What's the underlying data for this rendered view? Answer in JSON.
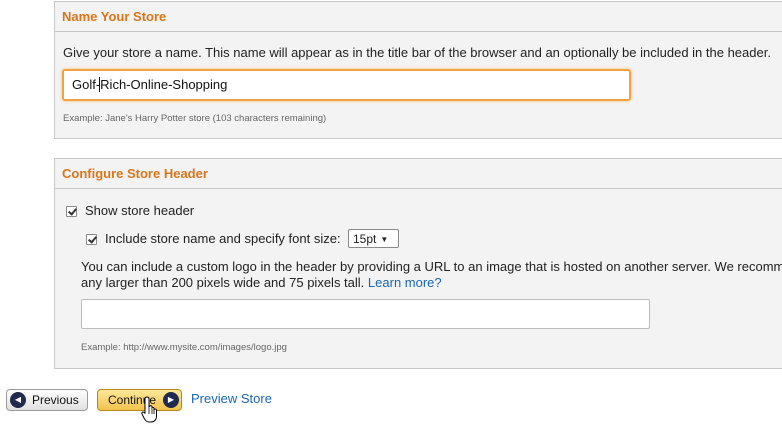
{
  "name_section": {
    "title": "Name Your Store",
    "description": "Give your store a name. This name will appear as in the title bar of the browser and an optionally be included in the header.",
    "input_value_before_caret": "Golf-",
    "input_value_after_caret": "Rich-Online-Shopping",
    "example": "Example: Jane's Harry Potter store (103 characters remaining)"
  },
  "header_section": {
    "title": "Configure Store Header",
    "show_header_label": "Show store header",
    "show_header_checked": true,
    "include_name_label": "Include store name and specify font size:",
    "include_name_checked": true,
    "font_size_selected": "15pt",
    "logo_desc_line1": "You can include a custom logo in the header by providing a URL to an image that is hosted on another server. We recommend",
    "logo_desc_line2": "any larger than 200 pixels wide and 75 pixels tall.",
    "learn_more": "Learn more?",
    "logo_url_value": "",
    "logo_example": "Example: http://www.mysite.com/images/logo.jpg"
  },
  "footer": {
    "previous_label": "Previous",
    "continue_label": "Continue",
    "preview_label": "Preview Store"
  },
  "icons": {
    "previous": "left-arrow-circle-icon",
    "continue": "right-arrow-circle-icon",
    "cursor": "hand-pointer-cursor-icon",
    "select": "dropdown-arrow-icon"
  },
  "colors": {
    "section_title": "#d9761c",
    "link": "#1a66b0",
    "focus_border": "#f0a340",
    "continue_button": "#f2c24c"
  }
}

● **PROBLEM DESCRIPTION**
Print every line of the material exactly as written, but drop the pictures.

● **TASK ANSWER**
What's the underlying data for this rendered view? Answer in JSON.
{
  "name_section": {
    "title": "Name Your Store",
    "description": "Give your store a name. This name will appear as in the title bar of the browser and an optionally be included in the header.",
    "input_value_before_caret": "Golf-",
    "input_value_after_caret": "Rich-Online-Shopping",
    "example": "Example: Jane's Harry Potter store (103 characters remaining)"
  },
  "header_section": {
    "title": "Configure Store Header",
    "show_header_label": "Show store header",
    "show_header_checked": true,
    "include_name_label": "Include store name and specify font size:",
    "include_name_checked": true,
    "font_size_selected": "15pt",
    "logo_desc_line1": "You can include a custom logo in the header by providing a URL to an image that is hosted on another server. We recommend",
    "logo_desc_line2": "any larger than 200 pixels wide and 75 pixels tall.",
    "learn_more": "Learn more?",
    "logo_url_value": "",
    "logo_example": "Example: http://www.mysite.com/images/logo.jpg"
  },
  "footer": {
    "previous_label": "Previous",
    "continue_label": "Continue",
    "preview_label": "Preview Store"
  },
  "icons": {
    "previous": "left-arrow-circle-icon",
    "continue": "right-arrow-circle-icon",
    "cursor": "hand-pointer-cursor-icon",
    "select": "dropdown-arrow-icon"
  },
  "colors": {
    "section_title": "#d9761c",
    "link": "#1a66b0",
    "focus_border": "#f0a340",
    "continue_button": "#f2c24c"
  }
}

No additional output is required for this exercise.